St Pancras has evolved from a grim conservationists’ lost cause to a destination in its own right. Models include New York’s Grand Central, but north London now has a real claim to owning the best station in the world. Crack whores give way to an ambitious champagne bar, built above the undercroft that once housed barrels of Burton ale. Against those who ask why spend six billion to shave 20 minutes off London–Paris, the answer is that domestic high-speed lines will start using the High Speed One track in 2009. This will completely change the geography of the south-east and disturb long-fixed assumptions about time and travel. In France the TGV has put Lyon in commuting distance of Paris and put wasteful commuter flights out of business.
True, this is not an adventure to undermine Brunel as a national engineering hero since High Speed One’s technology is all French and American, but at a time when the more scrupulous traveller is questioning the morality of air travel (also all French and American), a new international high- speed railway offers a convincing and credible alternative.
It is not just the imaginative map of south-east England that will change, but of Europe too. Soon Barcelona will be six hours from St Pancras. And that six hours can be spent in useful repose enjoying the view, not in the fretful, charmless environments of congested airport and turbulent airplane.

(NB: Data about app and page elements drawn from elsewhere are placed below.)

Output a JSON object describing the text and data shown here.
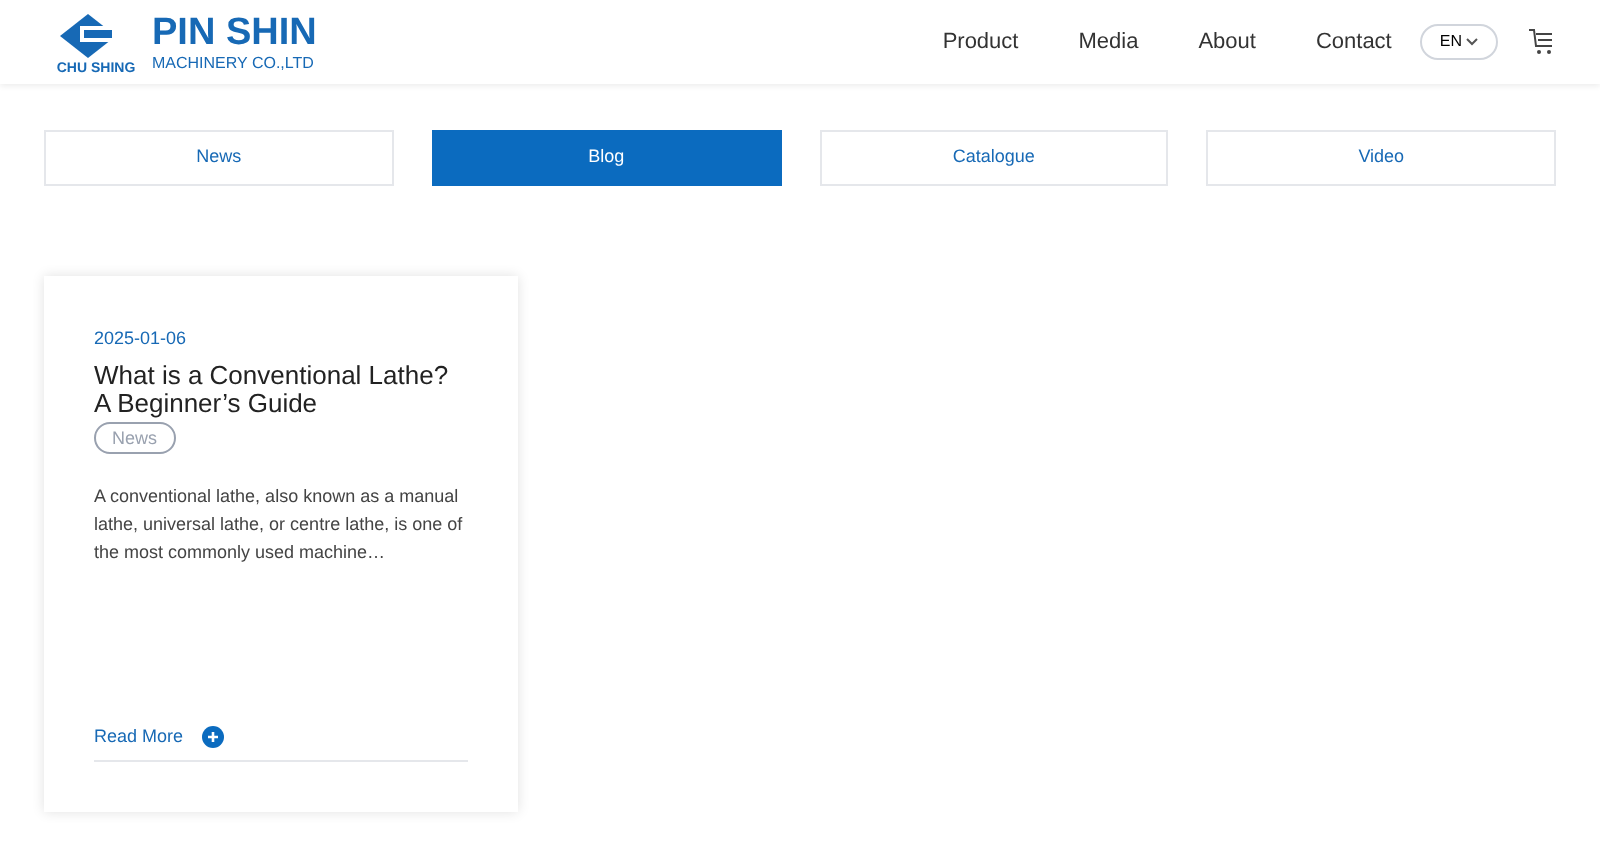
{
  "header": {
    "logo_caption": "CHU SHING",
    "brand": "PIN SHIN",
    "brand_sub": "MACHINERY CO.,LTD",
    "nav": [
      "Product",
      "Media",
      "About",
      "Contact"
    ],
    "language": "EN"
  },
  "tabs": [
    {
      "label": "News",
      "selected": false
    },
    {
      "label": "Blog",
      "selected": true
    },
    {
      "label": "Catalogue",
      "selected": false
    },
    {
      "label": "Video",
      "selected": false
    }
  ],
  "posts": [
    {
      "date": "2025-01-06",
      "title": "What is a Conventional Lathe? A Beginner’s Guide",
      "tag": "News",
      "excerpt": "A conventional lathe, also known as a manual lathe, universal lathe, or centre lathe, is one of the most commonly used machine…",
      "link": "Read More"
    }
  ]
}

The genius of the age, like a mighty river of a new world, flows onward, full, rapid and irresistible. These fine words are not mine, but Henry Booth’s. He wrote them in 1830 as Treasurer of the Liverpool and Manchester Railway, the world’s first. You sit in St Pancras, a glass of champagne to hand, and you realise that this really is the age of the train. Not the plane. So, the champagne is French, but the desire is ours.
Stephen Bayley’s Work — the Building of the Channel Tunnel Rail Link is published next April by Merrell at £39.95.